■ THE PROBLEM
Go over the entries below line by line, copying each one that contains the word "data".

——————————

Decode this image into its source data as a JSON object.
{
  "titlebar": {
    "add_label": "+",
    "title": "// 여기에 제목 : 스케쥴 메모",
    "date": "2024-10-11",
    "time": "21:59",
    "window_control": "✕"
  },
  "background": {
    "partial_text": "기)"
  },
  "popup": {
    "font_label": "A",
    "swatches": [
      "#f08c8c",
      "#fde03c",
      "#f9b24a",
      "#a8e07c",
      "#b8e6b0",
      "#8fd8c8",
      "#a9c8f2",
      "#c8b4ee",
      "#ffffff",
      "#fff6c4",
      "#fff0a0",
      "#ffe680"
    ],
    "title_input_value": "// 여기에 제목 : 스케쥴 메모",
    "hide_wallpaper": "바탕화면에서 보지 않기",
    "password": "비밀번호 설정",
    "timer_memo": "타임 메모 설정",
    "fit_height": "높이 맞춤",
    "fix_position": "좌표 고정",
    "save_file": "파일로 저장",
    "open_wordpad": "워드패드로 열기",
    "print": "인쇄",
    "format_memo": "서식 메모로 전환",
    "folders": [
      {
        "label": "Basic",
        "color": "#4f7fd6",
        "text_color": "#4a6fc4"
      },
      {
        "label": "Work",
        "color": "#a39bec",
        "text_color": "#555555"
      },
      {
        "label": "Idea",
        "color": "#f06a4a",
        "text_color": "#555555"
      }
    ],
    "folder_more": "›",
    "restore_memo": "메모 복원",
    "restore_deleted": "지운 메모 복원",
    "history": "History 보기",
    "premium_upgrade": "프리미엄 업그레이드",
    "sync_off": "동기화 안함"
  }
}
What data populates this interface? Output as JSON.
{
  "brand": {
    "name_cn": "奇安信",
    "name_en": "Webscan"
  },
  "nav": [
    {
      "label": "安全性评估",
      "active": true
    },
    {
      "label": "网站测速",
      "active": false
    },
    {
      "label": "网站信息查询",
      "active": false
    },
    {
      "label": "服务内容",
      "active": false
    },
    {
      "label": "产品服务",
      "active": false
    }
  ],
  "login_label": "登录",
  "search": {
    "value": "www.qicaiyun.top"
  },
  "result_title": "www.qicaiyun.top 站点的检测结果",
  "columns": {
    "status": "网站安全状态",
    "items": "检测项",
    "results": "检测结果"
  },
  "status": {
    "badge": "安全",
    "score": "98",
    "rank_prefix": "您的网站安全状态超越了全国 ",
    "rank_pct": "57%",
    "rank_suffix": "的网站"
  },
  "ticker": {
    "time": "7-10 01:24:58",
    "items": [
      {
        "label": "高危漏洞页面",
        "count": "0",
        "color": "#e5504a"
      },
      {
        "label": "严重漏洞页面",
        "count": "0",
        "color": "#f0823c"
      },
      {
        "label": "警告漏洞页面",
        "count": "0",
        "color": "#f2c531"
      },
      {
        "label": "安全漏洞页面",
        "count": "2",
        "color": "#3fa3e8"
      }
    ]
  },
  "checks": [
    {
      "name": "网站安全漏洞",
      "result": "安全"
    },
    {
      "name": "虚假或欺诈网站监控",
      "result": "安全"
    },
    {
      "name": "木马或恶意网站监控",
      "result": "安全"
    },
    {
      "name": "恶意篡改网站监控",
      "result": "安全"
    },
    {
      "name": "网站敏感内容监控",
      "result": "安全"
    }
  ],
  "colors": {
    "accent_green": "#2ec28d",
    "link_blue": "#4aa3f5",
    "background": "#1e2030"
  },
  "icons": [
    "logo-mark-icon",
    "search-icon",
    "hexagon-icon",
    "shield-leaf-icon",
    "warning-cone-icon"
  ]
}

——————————

■ EXERCISE SOLUTION
Decode this image into its source data as a JSON object.
What data populates this interface? Output as JSON.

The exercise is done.